■ **Dataset records**
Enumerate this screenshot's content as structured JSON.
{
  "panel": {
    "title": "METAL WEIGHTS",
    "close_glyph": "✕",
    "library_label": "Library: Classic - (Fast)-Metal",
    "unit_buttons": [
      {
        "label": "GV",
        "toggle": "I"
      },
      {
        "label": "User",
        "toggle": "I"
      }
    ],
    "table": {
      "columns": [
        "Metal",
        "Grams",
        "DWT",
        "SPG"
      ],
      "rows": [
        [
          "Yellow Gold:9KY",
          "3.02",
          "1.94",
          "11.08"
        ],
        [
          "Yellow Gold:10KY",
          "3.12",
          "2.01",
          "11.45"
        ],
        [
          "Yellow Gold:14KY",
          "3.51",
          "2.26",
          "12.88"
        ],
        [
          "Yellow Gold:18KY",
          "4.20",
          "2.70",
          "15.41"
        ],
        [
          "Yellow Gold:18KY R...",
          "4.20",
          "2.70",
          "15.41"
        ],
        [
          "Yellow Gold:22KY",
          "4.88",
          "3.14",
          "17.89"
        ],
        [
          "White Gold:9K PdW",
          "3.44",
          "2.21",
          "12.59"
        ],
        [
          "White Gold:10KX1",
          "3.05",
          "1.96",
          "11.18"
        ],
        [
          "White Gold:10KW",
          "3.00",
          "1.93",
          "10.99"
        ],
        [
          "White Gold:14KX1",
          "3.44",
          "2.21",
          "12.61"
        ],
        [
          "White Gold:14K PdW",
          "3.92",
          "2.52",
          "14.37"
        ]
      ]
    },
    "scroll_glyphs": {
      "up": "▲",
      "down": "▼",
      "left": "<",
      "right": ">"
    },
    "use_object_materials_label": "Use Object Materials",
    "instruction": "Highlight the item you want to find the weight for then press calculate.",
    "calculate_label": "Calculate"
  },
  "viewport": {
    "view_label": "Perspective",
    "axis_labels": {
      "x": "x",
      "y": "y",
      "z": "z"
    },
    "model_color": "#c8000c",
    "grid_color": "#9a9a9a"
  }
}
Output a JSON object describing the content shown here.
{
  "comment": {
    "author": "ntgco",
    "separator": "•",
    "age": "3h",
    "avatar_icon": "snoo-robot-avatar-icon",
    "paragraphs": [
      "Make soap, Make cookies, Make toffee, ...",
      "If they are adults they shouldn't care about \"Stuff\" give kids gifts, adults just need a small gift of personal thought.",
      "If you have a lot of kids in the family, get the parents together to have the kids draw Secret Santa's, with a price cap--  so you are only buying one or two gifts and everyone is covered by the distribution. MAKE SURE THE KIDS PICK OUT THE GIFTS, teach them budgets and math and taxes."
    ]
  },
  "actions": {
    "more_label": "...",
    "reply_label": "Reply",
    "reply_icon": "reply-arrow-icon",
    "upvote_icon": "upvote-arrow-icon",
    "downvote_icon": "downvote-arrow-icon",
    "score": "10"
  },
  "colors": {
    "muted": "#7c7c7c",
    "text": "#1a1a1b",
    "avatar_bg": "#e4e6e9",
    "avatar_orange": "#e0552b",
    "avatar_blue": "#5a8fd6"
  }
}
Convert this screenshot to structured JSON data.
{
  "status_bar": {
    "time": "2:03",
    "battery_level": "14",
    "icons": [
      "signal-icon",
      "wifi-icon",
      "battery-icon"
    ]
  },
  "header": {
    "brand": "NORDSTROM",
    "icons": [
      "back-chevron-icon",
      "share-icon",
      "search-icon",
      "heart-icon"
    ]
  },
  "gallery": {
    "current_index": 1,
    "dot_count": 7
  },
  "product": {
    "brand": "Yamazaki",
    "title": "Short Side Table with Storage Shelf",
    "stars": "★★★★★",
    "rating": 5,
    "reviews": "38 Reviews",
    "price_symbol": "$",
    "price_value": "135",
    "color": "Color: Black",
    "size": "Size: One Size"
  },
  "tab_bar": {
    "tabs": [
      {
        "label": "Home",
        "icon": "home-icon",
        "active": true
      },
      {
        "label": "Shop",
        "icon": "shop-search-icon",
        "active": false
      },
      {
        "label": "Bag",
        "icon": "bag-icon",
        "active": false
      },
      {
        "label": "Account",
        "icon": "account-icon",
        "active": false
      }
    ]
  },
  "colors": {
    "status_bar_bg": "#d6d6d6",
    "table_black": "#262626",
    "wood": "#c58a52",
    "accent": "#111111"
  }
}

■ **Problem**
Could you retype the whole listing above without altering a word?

■ **Answer to the problem**
Enumerate this screenshot's content as structured JSON.
{
  "panel": {
    "title": "METAL WEIGHTS",
    "close_glyph": "✕",
    "library_label": "Library: Classic - (Fast)-Metal",
    "unit_buttons": [
      {
        "label": "GV",
        "toggle": "I"
      },
      {
        "label": "User",
        "toggle": "I"
      }
    ],
    "table": {
      "columns": [
        "Metal",
        "Grams",
        "DWT",
        "SPG"
      ],
      "rows": [
        [
          "Yellow Gold:9KY",
          "3.02",
          "1.94",
          "11.08"
        ],
        [
          "Yellow Gold:10KY",
          "3.12",
          "2.01",
          "11.45"
        ],
        [
          "Yellow Gold:14KY",
          "3.51",
          "2.26",
          "12.88"
        ],
        [
          "Yellow Gold:18KY",
          "4.20",
          "2.70",
          "15.41"
        ],
        [
          "Yellow Gold:18KY R...",
          "4.20",
          "2.70",
          "15.41"
        ],
        [
          "Yellow Gold:22KY",
          "4.88",
          "3.14",
          "17.89"
        ],
        [
          "White Gold:9K PdW",
          "3.44",
          "2.21",
          "12.59"
        ],
        [
          "White Gold:10KX1",
          "3.05",
          "1.96",
          "11.18"
        ],
        [
          "White Gold:10KW",
          "3.00",
          "1.93",
          "10.99"
        ],
        [
          "White Gold:14KX1",
          "3.44",
          "2.21",
          "12.61"
        ],
        [
          "White Gold:14K PdW",
          "3.92",
          "2.52",
          "14.37"
        ]
      ]
    },
    "scroll_glyphs": {
      "up": "▲",
      "down": "▼",
      "left": "<",
      "right": ">"
    },
    "use_object_materials_label": "Use Object Materials",
    "instruction": "Highlight the item you want to find the weight for then press calculate.",
    "calculate_label": "Calculate"
  },
  "viewport": {
    "view_label": "Perspective",
    "axis_labels": {
      "x": "x",
      "y": "y",
      "z": "z"
    },
    "model_color": "#c8000c",
    "grid_color": "#9a9a9a"
  }
}
Output a JSON object describing the content shown here.
{
  "comment": {
    "author": "ntgco",
    "separator": "•",
    "age": "3h",
    "avatar_icon": "snoo-robot-avatar-icon",
    "paragraphs": [
      "Make soap, Make cookies, Make toffee, ...",
      "If they are adults they shouldn't care about \"Stuff\" give kids gifts, adults just need a small gift of personal thought.",
      "If you have a lot of kids in the family, get the parents together to have the kids draw Secret Santa's, with a price cap--  so you are only buying one or two gifts and everyone is covered by the distribution. MAKE SURE THE KIDS PICK OUT THE GIFTS, teach them budgets and math and taxes."
    ]
  },
  "actions": {
    "more_label": "...",
    "reply_label": "Reply",
    "reply_icon": "reply-arrow-icon",
    "upvote_icon": "upvote-arrow-icon",
    "downvote_icon": "downvote-arrow-icon",
    "score": "10"
  },
  "colors": {
    "muted": "#7c7c7c",
    "text": "#1a1a1b",
    "avatar_bg": "#e4e6e9",
    "avatar_orange": "#e0552b",
    "avatar_blue": "#5a8fd6"
  }
}
Convert this screenshot to structured JSON data.
{
  "status_bar": {
    "time": "2:03",
    "battery_level": "14",
    "icons": [
      "signal-icon",
      "wifi-icon",
      "battery-icon"
    ]
  },
  "header": {
    "brand": "NORDSTROM",
    "icons": [
      "back-chevron-icon",
      "share-icon",
      "search-icon",
      "heart-icon"
    ]
  },
  "gallery": {
    "current_index": 1,
    "dot_count": 7
  },
  "product": {
    "brand": "Yamazaki",
    "title": "Short Side Table with Storage Shelf",
    "stars": "★★★★★",
    "rating": 5,
    "reviews": "38 Reviews",
    "price_symbol": "$",
    "price_value": "135",
    "color": "Color: Black",
    "size": "Size: One Size"
  },
  "tab_bar": {
    "tabs": [
      {
        "label": "Home",
        "icon": "home-icon",
        "active": true
      },
      {
        "label": "Shop",
        "icon": "shop-search-icon",
        "active": false
      },
      {
        "label": "Bag",
        "icon": "bag-icon",
        "active": false
      },
      {
        "label": "Account",
        "icon": "account-icon",
        "active": false
      }
    ]
  },
  "colors": {
    "status_bar_bg": "#d6d6d6",
    "table_black": "#262626",
    "wood": "#c58a52",
    "accent": "#111111"
  }
}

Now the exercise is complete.